Why Use a Work Order for Roofing?
It’s a common assumption that smaller roofing companies don’t need to complete work orders, whether it’s because their workload is light or they only take on a single project at a time. This couldn’t be farther from the truth. Smaller companies, especially recently opened companies, need to demonstrate their reliability and efficiency early-on. A large portion of businesses in the profession of roofing is based on word-of-mouth, and news of a poorly-performing company can spread like wildfire; especially so among commercial customers. In brief, work orders have a place in every roofing company both large and small, and by not taking advantage of their potential for increased organization, contractors are only cutting themselves short.

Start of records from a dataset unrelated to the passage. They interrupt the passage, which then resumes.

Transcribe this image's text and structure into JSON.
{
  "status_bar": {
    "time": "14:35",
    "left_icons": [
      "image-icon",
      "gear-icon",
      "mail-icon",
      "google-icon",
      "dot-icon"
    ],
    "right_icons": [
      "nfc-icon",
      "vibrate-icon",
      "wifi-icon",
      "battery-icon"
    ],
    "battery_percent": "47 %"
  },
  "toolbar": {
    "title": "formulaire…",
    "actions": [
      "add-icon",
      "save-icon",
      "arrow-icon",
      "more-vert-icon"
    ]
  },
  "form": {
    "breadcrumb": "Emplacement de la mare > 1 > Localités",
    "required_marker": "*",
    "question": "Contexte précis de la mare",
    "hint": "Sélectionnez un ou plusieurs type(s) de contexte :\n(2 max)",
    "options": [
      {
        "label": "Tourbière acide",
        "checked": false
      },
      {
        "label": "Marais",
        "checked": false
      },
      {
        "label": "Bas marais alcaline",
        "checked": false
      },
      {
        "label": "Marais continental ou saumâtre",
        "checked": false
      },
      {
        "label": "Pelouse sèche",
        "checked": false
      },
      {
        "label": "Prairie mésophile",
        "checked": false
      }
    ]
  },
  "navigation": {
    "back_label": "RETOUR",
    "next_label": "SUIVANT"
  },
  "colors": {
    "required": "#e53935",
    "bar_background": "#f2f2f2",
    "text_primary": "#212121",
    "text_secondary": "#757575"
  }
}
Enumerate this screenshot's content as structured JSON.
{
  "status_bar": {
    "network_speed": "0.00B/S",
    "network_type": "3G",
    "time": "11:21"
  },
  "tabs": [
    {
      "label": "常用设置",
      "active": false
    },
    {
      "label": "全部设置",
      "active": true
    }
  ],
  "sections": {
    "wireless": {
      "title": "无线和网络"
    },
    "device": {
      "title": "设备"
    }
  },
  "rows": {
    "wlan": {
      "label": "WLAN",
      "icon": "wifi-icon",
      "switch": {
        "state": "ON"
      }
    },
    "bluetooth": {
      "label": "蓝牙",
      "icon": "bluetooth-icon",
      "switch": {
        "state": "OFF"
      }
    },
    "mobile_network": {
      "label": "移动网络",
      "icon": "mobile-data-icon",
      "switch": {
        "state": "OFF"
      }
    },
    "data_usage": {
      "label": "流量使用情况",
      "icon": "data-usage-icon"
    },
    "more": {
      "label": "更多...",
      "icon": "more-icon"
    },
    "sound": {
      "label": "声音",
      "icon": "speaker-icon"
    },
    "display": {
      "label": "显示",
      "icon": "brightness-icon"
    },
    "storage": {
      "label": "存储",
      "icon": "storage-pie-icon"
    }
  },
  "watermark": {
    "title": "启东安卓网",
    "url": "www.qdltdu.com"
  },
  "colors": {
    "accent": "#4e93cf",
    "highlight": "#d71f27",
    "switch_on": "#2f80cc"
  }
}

Roof Replacement Factors
The time it takes for a company to replace a roof relies on many factors, of which includes:
- The size of the roof

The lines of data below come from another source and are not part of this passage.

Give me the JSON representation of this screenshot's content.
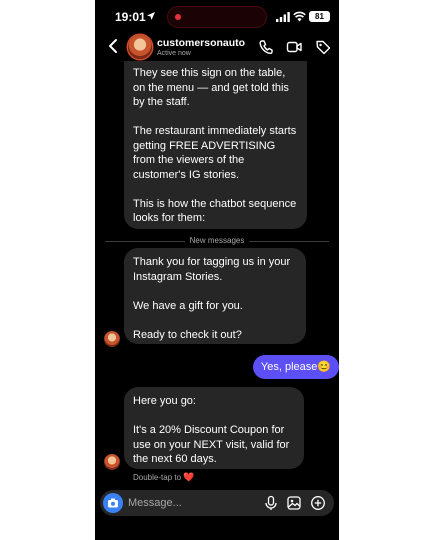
{
  "status_bar": {
    "time": "19:01",
    "battery": "81"
  },
  "header": {
    "contact_name": "customersonauto",
    "contact_status": "Active now",
    "icons": [
      "back-chevron-icon",
      "phone-icon",
      "video-camera-icon",
      "tag-icon"
    ]
  },
  "messages": {
    "previous_bot_text": "They see this sign on the table, on the menu — and get told this by the staff.\n\nThe restaurant immediately starts getting FREE ADVERTISING from the viewers of the customer's IG stories.\n\nThis is how the chatbot sequence looks for them:",
    "divider_label": "New messages",
    "bot_message_1": "Thank you for tagging us in your Instagram Stories.\n\nWe have a gift for you.\n\nReady to check it out?",
    "user_reply": "Yes, please😊",
    "bot_message_2": "Here you go:\n\nIt's a 20% Discount Coupon for use on your NEXT visit, valid for the next 60 days.",
    "reaction_hint": "Double-tap to",
    "reaction_emoji": "❤️"
  },
  "composer": {
    "placeholder": "Message...",
    "icons": [
      "camera-icon",
      "microphone-icon",
      "gallery-icon",
      "plus-circle-icon"
    ]
  },
  "colors": {
    "accent": "#5b4ff5",
    "bubble": "#262626",
    "camera_button": "#3b82f6",
    "record_dot": "#e9303d"
  }
}
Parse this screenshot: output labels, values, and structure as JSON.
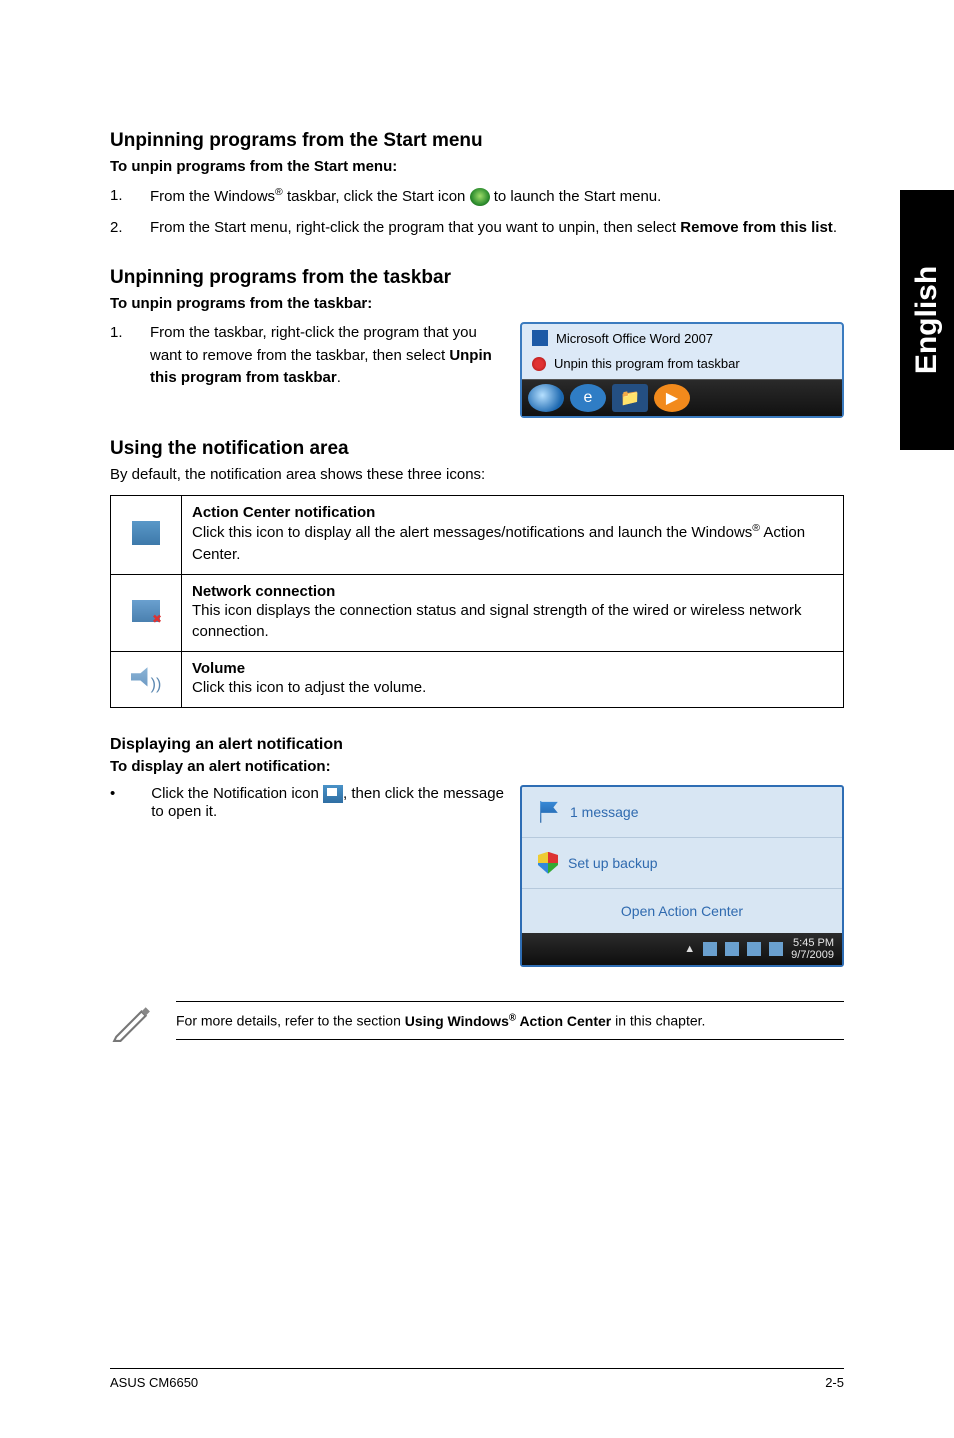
{
  "side_tab": "English",
  "sec1": {
    "heading": "Unpinning programs from the Start menu",
    "sub": "To unpin programs from the Start menu:",
    "step1_pre": "From the Windows",
    "step1_post": " taskbar, click the Start icon ",
    "step1_tail": " to launch the Start menu.",
    "step2_a": "From the Start menu, right-click the program that you want to unpin, then select ",
    "step2_b": "Remove from this list",
    "step2_c": "."
  },
  "sec2": {
    "heading": "Unpinning programs from the taskbar",
    "sub": "To unpin programs from the taskbar:",
    "step1_a": "From the taskbar, right-click the program that you want to remove from the taskbar, then select ",
    "step1_b": "Unpin this program from taskbar",
    "step1_c": ".",
    "popup_line1": "Microsoft Office Word 2007",
    "popup_line2": "Unpin this program from taskbar"
  },
  "sec3": {
    "heading": "Using the notification area",
    "lead": "By default, the notification area shows these three icons:",
    "rows": [
      {
        "title": "Action Center notification",
        "body_a": "Click this icon to display all the alert messages/notifications and launch the Windows",
        "body_b": " Action Center."
      },
      {
        "title": "Network connection",
        "body": "This icon displays the connection status and signal strength of the wired or wireless network connection."
      },
      {
        "title": "Volume",
        "body": "Click this icon to adjust the volume."
      }
    ]
  },
  "sec4": {
    "heading": "Displaying an alert notification",
    "sub": "To display an alert notification:",
    "bullet_a": "Click the Notification icon ",
    "bullet_b": ", then click the message to open it.",
    "alert_msg": "1 message",
    "alert_setup": "Set up backup",
    "alert_open": "Open Action Center",
    "tray_time": "5:45 PM",
    "tray_date": "9/7/2009"
  },
  "note": {
    "text_a": "For more details, refer to the section ",
    "text_b": "Using Windows",
    "text_c": " Action Center",
    "text_d": " in this chapter."
  },
  "footer": {
    "left": "ASUS CM6650",
    "right": "2-5"
  }
}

- Roofing material used (slate, tile, asphalt shingles, etc.)
- Quality of roof decking
- Replacement method
- Number of roofers
- Climate (extremely hot and cold climates typically slow a worker’s pace)
Information to Include in a Work Order
Work orders are completed by the lead roofing contractor after receiving a request from a customer. The contractor then drafts the work order (with cost estimates included) and sends it to the property owner for approval. Upon receiving approval, the contractor will send the work order to the necessary employee(s) so they can begin to prepare for the job. The contractor will also create a work schedule to ensure the project meets the time constraints stated in the order. A work order needs to contain enough information so that the roofers know the size of the job, the type of work they’ll be performing, where the property is located, the kind of supplies they’ll need to bring along (or purchase), and the contact information of the client and/or the general contractor overseeing the job.